A common problem encountered when extruding plastics is that they show melt fracture or ‘shark-skinning’. This is seen as a jagged surface on the extrudate. The problem is caused by the extrudate first ‘sticking’ to the die wall, then ‘slipping’ as the pressure builds.
When the shear rate is increased the flow becomes more plug-like and the surfaces will become smooth again. Sometimes a simple adjustment of shear rate range used in the extrusion process can create or dispose of shark-skinning problems.
By plotting pressure vs. shear rate the onset and cessation of melt fracture can be seen.
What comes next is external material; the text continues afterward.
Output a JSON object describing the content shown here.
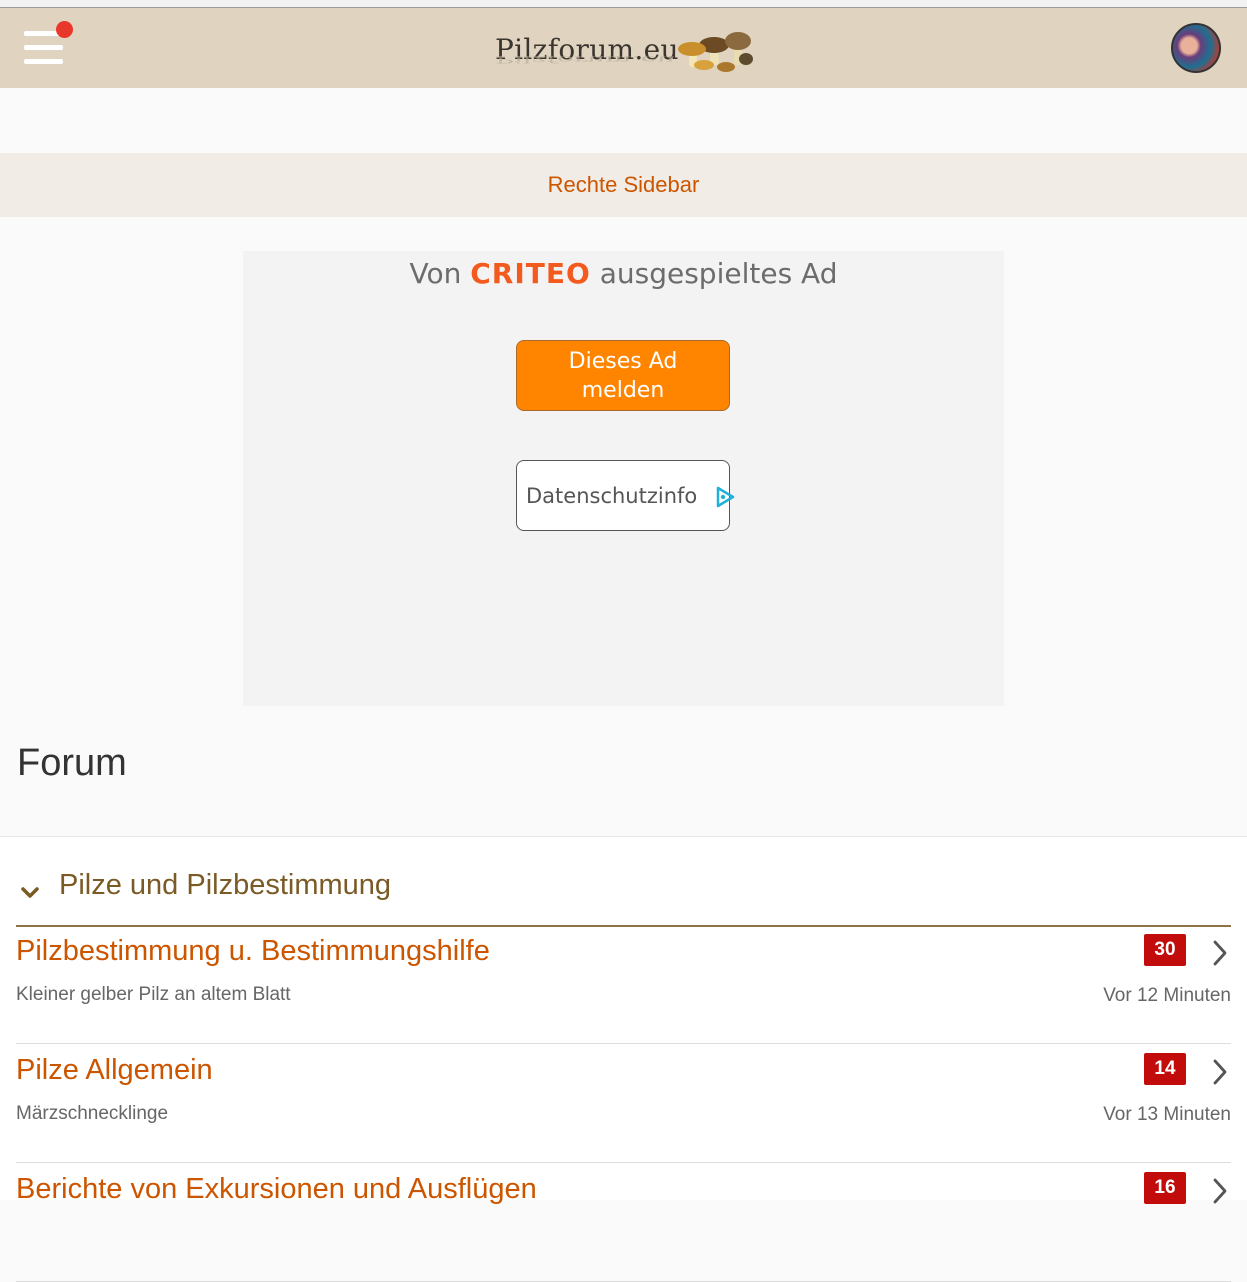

The melt fracture can be eliminated by the use of one or two routes. Either the extrusion shear rate can be altered so that it is outside the melt fracture region, or the formulation can be modified to change the melt fracture region.
It is worth noting that melt fracture is dependant on shear stress rather than shear rate, so the correlation between rheometer and process may not be exact.
Figure 1. Plot of Pressure vs. Shear Rate.
Figure 2. Measurement conditions for melt fracture test.
The Rosand Capillary Rheometer can be used to help formulate polymer compounds that will not give melt fracture problems during extrusion, this can help to eliminate many pilot scale trials. The rheometer only requires small sample volumes (c.50mls) making it ideal for research and development testing.
Set-up Dies: 16 mm x 1 mm x 180˚
Set up Transducers: 10 KPSI
Pre-test Stage 1: 2Pa/50mm.min-1 hold for 4 minutes
Pre-test Stage 2: 2Pa/50mm.min-1 hold for 5 minutes
Shear Ramp Range: 2000-5,000 s-1, autorange ramp rate,
Shear Ramp Temperature: 190˚C or extrusion temperature
Equilibrium: By speed (v6 mode), Variation on standard rate=1, no filter, trip: 90%.
This information has been sourced, reviewed and adapted from materials provided by Malvern Panalytical.
For more information on this source, please visit Malvern Panalytical.